I made my way across the railway bridge and through the streets adjacent to Sule Pagoda, all faded colonial elegance juxtaposed against colourful washing airing to dry. Kids played tag, cats romanced and grey haired Indian men added vibrancy with their henna dyed pates. I digested another plate of the luscious lentil and coriander soup and continued to soak up the electric atmosphere that makes this such a wonderful destination to visit.
Eventually I reached another Chinese temple were local kids were practicing their acrobatic acts in preparation for Chinese New Year. An old lady offered me green tea and her husband guided me around the temple. I’d decided to succumb to the touristic charms of Bogyoke Market and so headed past the Shri Kali Temple and Little India.
Bogyoke is a 70-year-old market, also known as Scott Market, sprawls over a couple of levels along Bogyoke Aung San Road. It’s not an exotic place but is probably the best known tourist market and a definitively pleasant shopping experience, or just a chance to wander around and enjoy the handicrafts, foodstuffs and jewellery while chatting with the locals, or haggling should you spot something you like. There are some 2000 shops here selling anything from Myanmar souvenirs to the famed lacquer ware, Shan shoulder bags, puppets, slippers, gems or jewellery. I grabbed two t-shirts for $7 and head over the elevated bridge that spanned the railway line stopping at a European style coffee shop on the other side.
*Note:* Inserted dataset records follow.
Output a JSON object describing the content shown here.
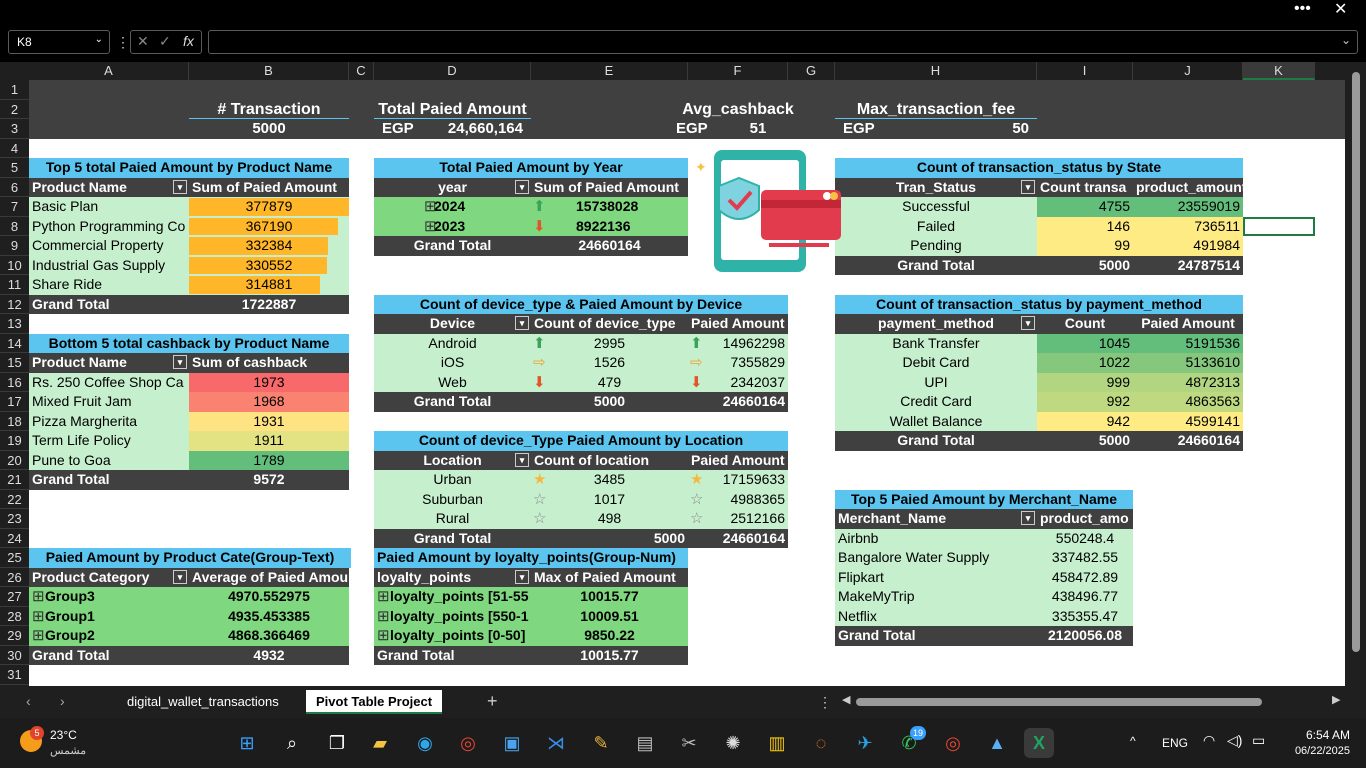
{
  "window": {
    "menu_icon": "more-horizontal-icon",
    "close_icon": "close-icon"
  },
  "formula_bar": {
    "name_box": "K8",
    "formula": ""
  },
  "columns": [
    "A",
    "B",
    "C",
    "D",
    "E",
    "F",
    "G",
    "H",
    "I",
    "J",
    "K"
  ],
  "rows": [
    "1",
    "2",
    "3",
    "4",
    "5",
    "6",
    "7",
    "8",
    "9",
    "10",
    "11",
    "12",
    "13",
    "14",
    "15",
    "16",
    "17",
    "18",
    "19",
    "20",
    "21",
    "22",
    "23",
    "24",
    "25",
    "26",
    "27",
    "28",
    "29",
    "30",
    "31"
  ],
  "kpis": {
    "transaction": {
      "label": "# Transaction",
      "value": "5000"
    },
    "total_paid": {
      "label": "Total Paied Amount",
      "currency": "EGP",
      "value": "24,660,164"
    },
    "avg_cashback": {
      "label": "Avg_cashback",
      "currency": "EGP",
      "value": "51"
    },
    "max_fee": {
      "label": "Max_transaction_fee",
      "currency": "EGP",
      "value": "50"
    }
  },
  "top5": {
    "title": "Top 5 total Paied Amount by Product Name",
    "headers": [
      "Product Name",
      "Sum of Paied Amount"
    ],
    "rows": [
      {
        "name": "Basic Plan",
        "value": "377879",
        "pct": 1.0
      },
      {
        "name": "Python Programming Co",
        "value": "367190",
        "pct": 0.93
      },
      {
        "name": "Commercial Property",
        "value": "332384",
        "pct": 0.87
      },
      {
        "name": "Industrial Gas Supply",
        "value": "330552",
        "pct": 0.86
      },
      {
        "name": "Share Ride",
        "value": "314881",
        "pct": 0.82
      }
    ],
    "total_label": "Grand Total",
    "total": "1722887"
  },
  "bottom5": {
    "title": "Bottom 5 total cashback by Product Name",
    "headers": [
      "Product Name",
      "Sum of cashback"
    ],
    "rows": [
      {
        "name": "Rs. 250 Coffee Shop Ca",
        "value": "1973",
        "color": "#f8696b"
      },
      {
        "name": "Mixed Fruit Jam",
        "value": "1968",
        "color": "#f98370"
      },
      {
        "name": "Pizza Margherita",
        "value": "1931",
        "color": "#fee382"
      },
      {
        "name": "Term Life Policy",
        "value": "1911",
        "color": "#e3e383"
      },
      {
        "name": "Pune to Goa",
        "value": "1789",
        "color": "#63be7b"
      }
    ],
    "total_label": "Grand Total",
    "total": "9572"
  },
  "category": {
    "title": "Paied Amount  by Product Cate(Group-Text)",
    "headers": [
      "Product Category",
      "Average of Paied Amou"
    ],
    "rows": [
      {
        "name": "Group3",
        "value": "4970.552975"
      },
      {
        "name": "Group1",
        "value": "4935.453385"
      },
      {
        "name": "Group2",
        "value": "4868.366469"
      }
    ],
    "total_label": "Grand Total",
    "total": "4932"
  },
  "year": {
    "title": "Total Paied Amount by Year",
    "headers": [
      "year",
      "Sum of Paied Amount"
    ],
    "rows": [
      {
        "name": "2024",
        "value": "15738028",
        "arrow": "up"
      },
      {
        "name": "2023",
        "value": "8922136",
        "arrow": "down"
      }
    ],
    "total_label": "Grand Total",
    "total": "24660164"
  },
  "device": {
    "title": "Count of device_type & Paied Amount by Device",
    "headers": [
      "Device",
      "Count of device_type",
      "Paied Amount"
    ],
    "rows": [
      {
        "name": "Android",
        "count": "2995",
        "amount": "14962298",
        "icon": "up"
      },
      {
        "name": "iOS",
        "count": "1526",
        "amount": "7355829",
        "icon": "right"
      },
      {
        "name": "Web",
        "count": "479",
        "amount": "2342037",
        "icon": "down"
      }
    ],
    "total_label": "Grand Total",
    "total_count": "5000",
    "total_amount": "24660164"
  },
  "location": {
    "title": "Count of device_Type Paied Amount by Location",
    "headers": [
      "Location",
      "Count of location",
      "Paied Amount"
    ],
    "rows": [
      {
        "name": "Urban",
        "count": "3485",
        "amount": "17159633",
        "star": "full"
      },
      {
        "name": "Suburban",
        "count": "1017",
        "amount": "4988365",
        "star": "empty"
      },
      {
        "name": "Rural",
        "count": "498",
        "amount": "2512166",
        "star": "empty"
      }
    ],
    "total_label": "Grand Total",
    "total_count": "5000",
    "total_amount": "24660164"
  },
  "loyalty": {
    "title": "Paied Amount by loyalty_points(Group-Num)",
    "headers": [
      "loyalty_points",
      "Max of Paied Amount"
    ],
    "rows": [
      {
        "name": "loyalty_points [51-55",
        "value": "10015.77"
      },
      {
        "name": "loyalty_points [550-1",
        "value": "10009.51"
      },
      {
        "name": "loyalty_points [0-50]",
        "value": "9850.22"
      }
    ],
    "total_label": "Grand Total",
    "total": "10015.77"
  },
  "status": {
    "title": "Count of transaction_status by State",
    "headers": [
      "Tran_Status",
      "Count transa",
      "product_amount"
    ],
    "rows": [
      {
        "name": "Successful",
        "count": "4755",
        "amount": "23559019",
        "color": "#63be7b"
      },
      {
        "name": "Failed",
        "count": "146",
        "amount": "736511",
        "color": "#ffeb84"
      },
      {
        "name": "Pending",
        "count": "99",
        "amount": "491984",
        "color": "#ffeb84"
      }
    ],
    "total_label": "Grand Total",
    "total_count": "5000",
    "total_amount": "24787514"
  },
  "payment": {
    "title": "Count of transaction_status by payment_method",
    "headers": [
      "payment_method",
      "Count",
      "Paied Amount"
    ],
    "rows": [
      {
        "name": "Bank Transfer",
        "count": "1045",
        "amount": "5191536",
        "color": "#63be7b"
      },
      {
        "name": "Debit Card",
        "count": "1022",
        "amount": "5133610",
        "color": "#85c77d"
      },
      {
        "name": "UPI",
        "count": "999",
        "amount": "4872313",
        "color": "#b1d580"
      },
      {
        "name": "Credit Card",
        "count": "992",
        "amount": "4863563",
        "color": "#bfd981"
      },
      {
        "name": "Wallet Balance",
        "count": "942",
        "amount": "4599141",
        "color": "#ffeb84"
      }
    ],
    "total_label": "Grand Total",
    "total_count": "5000",
    "total_amount": "24660164"
  },
  "merchant": {
    "title": "Top 5 Paied Amount by Merchant_Name",
    "headers": [
      "Merchant_Name",
      "product_amo"
    ],
    "rows": [
      {
        "name": "Airbnb",
        "value": "550248.4"
      },
      {
        "name": "Bangalore Water Supply",
        "value": "337482.55"
      },
      {
        "name": "Flipkart",
        "value": "458472.89"
      },
      {
        "name": "MakeMyTrip",
        "value": "438496.77"
      },
      {
        "name": "Netflix",
        "value": "335355.47"
      }
    ],
    "total_label": "Grand Total",
    "total": "2120056.08"
  },
  "sheets": [
    "digital_wallet_transactions",
    "Pivot Table Project"
  ],
  "taskbar": {
    "weather_temp": "23°C",
    "weather_desc": "مشمس",
    "weather_badge": "5",
    "lang": "ENG",
    "time": "6:54 AM",
    "date": "06/22/2025",
    "whatsapp_badge": "19"
  }
}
Walking North I discovered the mirrored Sein Yaung Chi Pagoda. The outside of this almost completely unvisited pagoda is covered in mirror mosaic, making it look almost as if it were a mirage. The inside is covered in thousands of tiny Buddha sculptures. A myriad and cosmopolitan array of cats lives in the courtyard. A wonderful discovery on the walk to Shwedagon, this is certainly one of my favourite temples in Yangon.
It was another kilometre for my final destination the east gate of the Shwedagon Pagoda. When I arrived it was approaching sundown and some elderly Buddhists descended from the temple’s eastern gate and settle into chairs before an array of free newspaper offerings that awaited their perusal. It’s a peaceful scene, and quiet, some apparently will spend hours reading newspapers, one after another. The area east is filled with Buddha “manufacturers” and small restaurants and I nibbled on samosa as I walked up the incline to the main road that would lead me back to the Yuzana Gardens. I had around 1.5 km to cover and it gave me time to reflect on my most wonderful journey around Myanmar. I had started but hadn’t read much of Orwell’s “Burmese days” on this trip.
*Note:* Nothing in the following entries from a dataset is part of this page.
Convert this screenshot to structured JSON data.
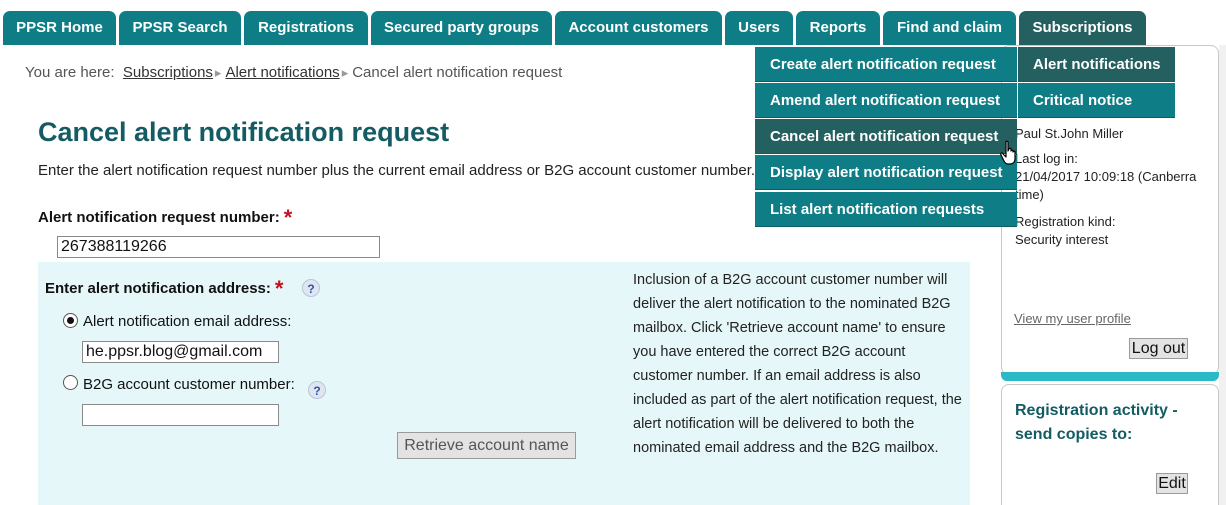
{
  "nav": {
    "tabs": [
      {
        "label": "PPSR Home"
      },
      {
        "label": "PPSR Search"
      },
      {
        "label": "Registrations"
      },
      {
        "label": "Secured party groups"
      },
      {
        "label": "Account customers"
      },
      {
        "label": "Users"
      },
      {
        "label": "Reports"
      },
      {
        "label": "Find and claim"
      },
      {
        "label": "Subscriptions",
        "active": true
      }
    ]
  },
  "breadcrumb": {
    "prefix": "You are here:",
    "items": [
      "Subscriptions",
      "Alert notifications"
    ],
    "current": "Cancel alert notification request"
  },
  "main": {
    "title": "Cancel alert notification request",
    "intro": "Enter the alert notification request number plus the current email address or B2G account customer number.",
    "request_number": {
      "label": "Alert notification request number:",
      "required_mark": "*",
      "value": "267388119266"
    },
    "address": {
      "label": "Enter alert notification address:",
      "required_mark": "*",
      "help": "?",
      "email_option": {
        "label": "Alert notification email address:",
        "selected": true,
        "value": "he.ppsr.blog@gmail.com"
      },
      "b2g_option": {
        "label": "B2G account customer number:",
        "selected": false,
        "value": "",
        "help": "?"
      },
      "retrieve_button": "Retrieve account name",
      "info": "Inclusion of a B2G account customer number will deliver the alert notification to the nominated B2G mailbox. Click 'Retrieve account name' to ensure you have entered the correct B2G account customer number. If an email address is also included as part of the alert notification request, the alert notification will be delivered to both the nominated email address and the B2G mailbox."
    }
  },
  "sidebar": {
    "user_name": "Paul St.John Miller",
    "last_login_label": "Last log in:",
    "last_login_value": "21/04/2017 10:09:18 (Canberra time)",
    "registration_kind_label": "Registration kind:",
    "registration_kind_value": "Security interest",
    "profile_link": "View my user profile",
    "logout_button": "Log out",
    "activity_heading": "Registration activity - send copies to:",
    "edit_button": "Edit"
  },
  "menus": {
    "subscriptions": [
      {
        "label": "Alert notifications",
        "selected": true
      },
      {
        "label": "Critical notice"
      }
    ],
    "alert_notifications": [
      {
        "label": "Create alert notification request"
      },
      {
        "label": "Amend alert notification request"
      },
      {
        "label": "Cancel alert notification request",
        "hovered": true
      },
      {
        "label": "Display alert notification request"
      },
      {
        "label": "List alert notification requests"
      }
    ]
  },
  "colors": {
    "nav_teal": "#0e7d85",
    "nav_active": "#24605f",
    "title": "#155b63",
    "panel_bg": "#e6f7f9",
    "required": "#c1121f"
  },
  "icons": {
    "cursor": "hand-pointer-icon",
    "help": "question-mark-icon",
    "breadcrumb_separator": "chevron-right-icon"
  }
}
Published in 1934, “Burmese Days” was Orwell’s first novel, and although it reveals the disturbing effect that his stint as a policeman in various small Burmese towns had had upon him (most famously recorded in his essay “Shooting an Elephant“), it also indicates his compassion for an underlying way of life, the lifestyles along the Irrawaddy, the culture’s religious undercurrents, the refinement and mystery and stoicism of a population that had little or no voice. It also contains without doubt the finest narrative of a traditional slapstick zat pwe dance routine ever committed to script; down to the dancer stirring the two halves of her derrière to a multifarious rhythm.
What was the real extent of Burma’s spell over Orwell? It was explored in detail by Emma Larkin in her book “Finding George Orwell in Burma,” in which she makes a sinisterly persuasive case. Orwell’s trilogy of novels (“Burmese Days,” “Animal Farm” and “1984″), she contends, directly mirror the progress of Burma, a colonial society altered, through independence and the socialist military coup in 1962, into a version of “Animal Farm,” then “1984.” Fortunately, the evolution continues with recent reforms and the 2010 release from house arrest of Aung San Suu Kyi, the famous dissident and now opposition leader.
I hope to return one day.